Monday, July 16
"His lies are what got him on the show. He had to know that the lies were going to come out. What a mess."
"Why would you say all that stuff when you know that people can check it out. I now consider him a horrible disgrace to the U.S. for lying about going overseas. What really makes me mad is that the network let him "resign" instead of kicking his butt off the show. After the lie he told, he doesn't deserve to be treated with any respect. The show is now completely contaminated."
"What a poseur. Earlier in the show he was mentioning how he doesn't want to bring up the past, I guess because it's made up. Made up like the so called Caribbean elements in his cooking. Beyond just being honest, at least have some sense. He's on a public forum, mentioning service in 2 currently ongoing and hotly debated wars. He expects no one will check? Excellent job representing the latinos on food network! Also, kudos to Food Net. on the background check."
There are some supporters out there, too:
"Seriously people, give the guy a break. I don't think anybody out there is innocent of fluffing up one's resume to land a choice job. Now throw into the mix that the reporter took liberties with his "Service during" and what did you expect from the guy?"
"George Bush was a crackhead and a drunk before he became president, Bill Clinton lied about his past while he was president and he was impeached. We forgave both of them. JAG made a mistake one that does not even come close to what our last two presidents have done with their lives. Come on people, cut the man some slack!"
"Jag is being victimized and Food Network is showing bad form by trying to cheaply gain ratings off of this sensationalism."
Some people seem to be confused about the order of events. The show was filmed early this year (it's cold out in many episodes and I seem to remember hearing the contestants went to the Food & Wine fest back in Feb).
The Marine Corps Times broke the story on June 13, which was "several months" after the filming of last night's episode. When JAG didn't clear things up in a press conference, Food Network investigated further.

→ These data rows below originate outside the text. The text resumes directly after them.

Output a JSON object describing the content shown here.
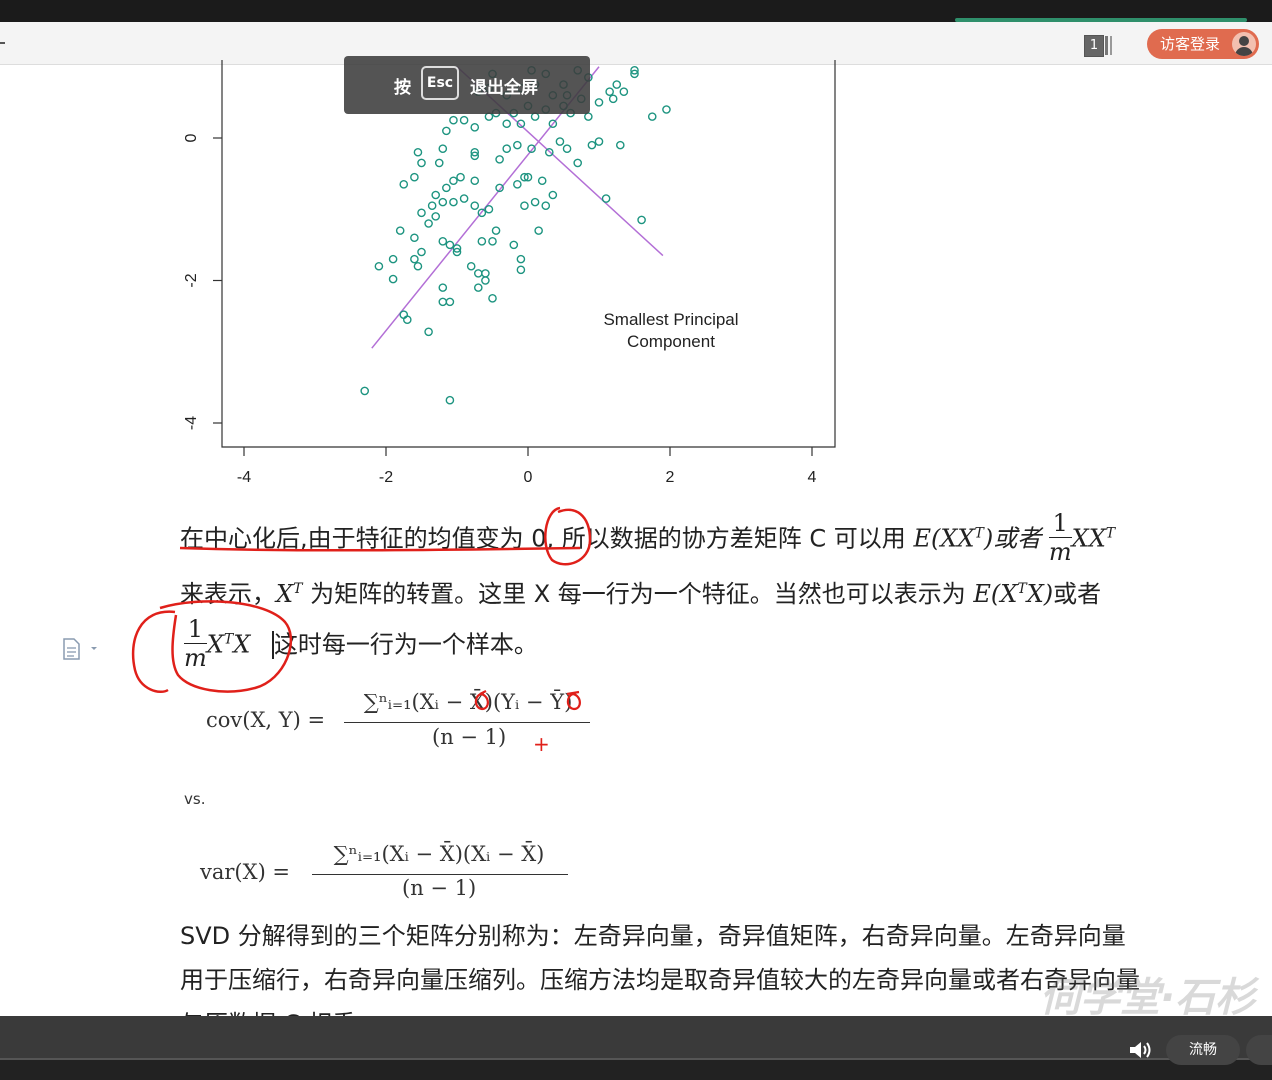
{
  "header": {
    "page_count": "1",
    "visitor_login": "访客登录"
  },
  "fullscreen_hint": {
    "press": "按",
    "key": "Esc",
    "action": "退出全屏"
  },
  "chart_data": {
    "type": "scatter",
    "title": "",
    "annotation_line1": "Smallest Principal",
    "annotation_line2": "Component",
    "xlabel": "",
    "ylabel": "",
    "x_ticks": [
      "-4",
      "-2",
      "0",
      "2",
      "4"
    ],
    "y_ticks": [
      "0",
      "-2",
      "-4"
    ],
    "xlim": [
      -4.4,
      4.4
    ],
    "ylim": [
      -4.3,
      1.1
    ],
    "point_color": "#1d9480",
    "line_color": "#b36fd6",
    "lines": [
      {
        "x": [
          -2.2,
          1.0
        ],
        "y": [
          -2.95,
          1.0
        ]
      },
      {
        "x": [
          -1.0,
          1.9
        ],
        "y": [
          1.0,
          -1.65
        ]
      }
    ],
    "points": [
      [
        -2.3,
        -3.55
      ],
      [
        -1.1,
        -3.68
      ],
      [
        -1.4,
        -2.72
      ],
      [
        -1.75,
        -2.48
      ],
      [
        -1.7,
        -2.55
      ],
      [
        -1.2,
        -2.3
      ],
      [
        -1.1,
        -2.3
      ],
      [
        -1.2,
        -2.1
      ],
      [
        -0.5,
        -2.25
      ],
      [
        -0.7,
        -2.1
      ],
      [
        -0.6,
        -2.0
      ],
      [
        -0.7,
        -1.9
      ],
      [
        -0.8,
        -1.8
      ],
      [
        -0.6,
        -1.9
      ],
      [
        -2.1,
        -1.8
      ],
      [
        -1.9,
        -1.98
      ],
      [
        -1.9,
        -1.7
      ],
      [
        -1.55,
        -1.8
      ],
      [
        -1.6,
        -1.7
      ],
      [
        -1.5,
        -1.6
      ],
      [
        -1.0,
        -1.55
      ],
      [
        -1.0,
        -1.6
      ],
      [
        -1.1,
        -1.5
      ],
      [
        -1.2,
        -1.45
      ],
      [
        -1.8,
        -1.3
      ],
      [
        -1.6,
        -1.4
      ],
      [
        -1.4,
        -1.2
      ],
      [
        -1.3,
        -1.1
      ],
      [
        -1.5,
        -1.05
      ],
      [
        -1.35,
        -0.95
      ],
      [
        -1.2,
        -0.9
      ],
      [
        -1.05,
        -0.9
      ],
      [
        -0.9,
        -0.85
      ],
      [
        -0.75,
        -0.95
      ],
      [
        -0.65,
        -1.05
      ],
      [
        -0.55,
        -1.0
      ],
      [
        -0.45,
        -1.3
      ],
      [
        -0.65,
        -1.45
      ],
      [
        -0.5,
        -1.45
      ],
      [
        -0.2,
        -1.5
      ],
      [
        -0.1,
        -1.7
      ],
      [
        -0.1,
        -1.85
      ],
      [
        0.15,
        -1.3
      ],
      [
        -0.05,
        -0.95
      ],
      [
        0.1,
        -0.9
      ],
      [
        0.25,
        -0.95
      ],
      [
        0.35,
        -0.8
      ],
      [
        -1.75,
        -0.65
      ],
      [
        -1.6,
        -0.55
      ],
      [
        -1.3,
        -0.8
      ],
      [
        -1.15,
        -0.7
      ],
      [
        -1.05,
        -0.6
      ],
      [
        -0.95,
        -0.55
      ],
      [
        -0.75,
        -0.6
      ],
      [
        -0.4,
        -0.7
      ],
      [
        -0.15,
        -0.65
      ],
      [
        -0.05,
        -0.55
      ],
      [
        0.0,
        -0.55
      ],
      [
        0.2,
        -0.6
      ],
      [
        1.1,
        -0.85
      ],
      [
        1.6,
        -1.15
      ],
      [
        -1.55,
        -0.2
      ],
      [
        -1.5,
        -0.35
      ],
      [
        -1.25,
        -0.35
      ],
      [
        -1.2,
        -0.15
      ],
      [
        -0.75,
        -0.2
      ],
      [
        -0.75,
        -0.25
      ],
      [
        -0.4,
        -0.3
      ],
      [
        -0.3,
        -0.15
      ],
      [
        -0.15,
        -0.1
      ],
      [
        0.05,
        -0.15
      ],
      [
        0.3,
        -0.2
      ],
      [
        0.45,
        -0.05
      ],
      [
        0.55,
        -0.15
      ],
      [
        0.7,
        -0.35
      ],
      [
        0.9,
        -0.1
      ],
      [
        1.0,
        -0.05
      ],
      [
        1.3,
        -0.1
      ],
      [
        -1.15,
        0.1
      ],
      [
        -1.05,
        0.25
      ],
      [
        -0.9,
        0.25
      ],
      [
        -0.75,
        0.15
      ],
      [
        -0.55,
        0.3
      ],
      [
        -0.45,
        0.35
      ],
      [
        -0.3,
        0.2
      ],
      [
        -0.2,
        0.35
      ],
      [
        -0.1,
        0.2
      ],
      [
        0.0,
        0.45
      ],
      [
        0.1,
        0.3
      ],
      [
        0.25,
        0.4
      ],
      [
        0.35,
        0.2
      ],
      [
        0.5,
        0.45
      ],
      [
        0.6,
        0.35
      ],
      [
        0.75,
        0.55
      ],
      [
        0.85,
        0.3
      ],
      [
        1.0,
        0.5
      ],
      [
        1.15,
        0.65
      ],
      [
        1.25,
        0.75
      ],
      [
        1.5,
        0.9
      ],
      [
        -0.7,
        0.65
      ],
      [
        -0.55,
        0.7
      ],
      [
        -0.3,
        0.6
      ],
      [
        -0.1,
        0.7
      ],
      [
        0.1,
        0.75
      ],
      [
        0.25,
        0.9
      ],
      [
        0.35,
        0.6
      ],
      [
        0.5,
        0.75
      ],
      [
        0.7,
        0.95
      ],
      [
        0.85,
        0.85
      ],
      [
        1.2,
        0.55
      ],
      [
        1.35,
        0.65
      ],
      [
        1.5,
        0.95
      ],
      [
        1.75,
        0.3
      ],
      [
        1.95,
        0.4
      ],
      [
        -0.5,
        0.9
      ],
      [
        0.05,
        0.95
      ],
      [
        0.55,
        0.6
      ]
    ]
  },
  "text1": {
    "line1_a": "在中心化后,由于特征的均值变为 0, 所以数据的协方差矩阵 C 可以用 ",
    "line1_math": "E(XX",
    "line1_sup": "T",
    "line1_b": ")或者 ",
    "line1_frac_n": "1",
    "line1_frac_d": "m",
    "line1_math2": "XX",
    "line1_sup2": "T",
    "line2_a": "来表示，",
    "line2_math": "X",
    "line2_sup": "T",
    "line2_b": " 为矩阵的转置。这里 X 每一行为一个特征。当然也可以表示为 ",
    "line2_math2": "E(X",
    "line2_sup2": "T",
    "line2_math3": "X)",
    "line2_c": "或者",
    "line3_frac_n": "1",
    "line3_frac_d": "m",
    "line3_math": "X",
    "line3_sup": "T",
    "line3_math2": "X",
    "line3_b": "这时每一行为一个样本。"
  },
  "formulas": {
    "cov_lhs": "cov(X, Y) =",
    "cov_num": "∑ⁿᵢ₌₁(Xᵢ − X̄)(Yᵢ − Ȳ)",
    "cov_den": "(n − 1)",
    "vs": "vs.",
    "var_lhs": "var(X) =",
    "var_num": "∑ⁿᵢ₌₁(Xᵢ − X̄)(Xᵢ − X̄)",
    "var_den": "(n − 1)"
  },
  "text2": {
    "line1": "SVD 分解得到的三个矩阵分别称为：左奇异向量，奇异值矩阵，右奇异向量。左奇异向量",
    "line2": "用于压缩行，右奇异向量压缩列。压缩方法均是取奇异值较大的左奇异向量或者右奇异向量",
    "line3": "与原数据 C 相乘。"
  },
  "annotations": {
    "plus": "+"
  },
  "player": {
    "watermark": "伺学堂·石杉",
    "quality": "流畅"
  },
  "colors": {
    "accent": "#e06b4f",
    "ink": "#e0201a",
    "points": "#1d9480"
  }
}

I don't claim to know whether or not Josh actually said he deployed to Afghanistan or if he truly graduated from culinary school. In last night's resignation, he claimed he told the producers both of these things. I don't see JAG as the kind of person to be coerced into saying he lied just to "save face."
I do tend to agree, however, that JAG was probably asked to resign. I think we have a little STAR JONES situation going on here. Except this one turned out the way Barbara Walters had hoped it would with Star.
It's true that his military service shouldn't influence his performance on the show. It is a "food" show after all, right?
This logic does not hold true for people in the public eye, though. Sometimes this works to our advantage (e.g.- we wouldn't want a child molester serving as president, regardless of whether or not that crime would affect the way she did her job), which in turn can work to the disadvantage of the person in question.
It's even true that his graduation from culinary school shouldn't affect his ability to perform well on this show or on the Food Network. The network prides itself on its ability to connect with the "home cook" and its biggest stars are not trained chefs.
The fact is, Josh misrepresented himself and he had to be removed from the competition. Even if no "bad press" came from this situation, JAG would still have the characterization of someone who does not tell the truth. His inability discuss himself or his past last night only made him look even more closed off. And the Food Network does not want that in a host.
Bad press would definitely come out if JAG were to win at this point. And with the decision not resting in the network's hands, they simply had to remove him. That is a liability that you do not take on with a new host and not simply a cheap attempt to "bow to sensationalism" or to capitalize on a scandal for ratings.
Also, some people seem to have this rosy impression that if JAG were to have a show, he'd only be judged on his cooking ability and that "this situation should have no merit" on his ability to host. Ummm... who on the Food Network is judged this way? No one.
The host is the show and everything that comes with that person. And as JAG progressed, I think it probably occurred to him that he couldn't get by on being private or trying to focus on "who he is now."
What makes people so interested in people like Paula Deen and Rachael Ray is that they have interesting and, yes, flawed pasts. Their history and personality are just as much a part of their shows as the food.
So, I think the Food Network made the right decision in asking JAG to resign/accepting JAG's resignation. Misrepresentation cannot be tolerated on any level and JAG should have been up front about everything. Now we'll just have to wonder what would have happened if he had been truthful from the beginning.
How'd you think it went down?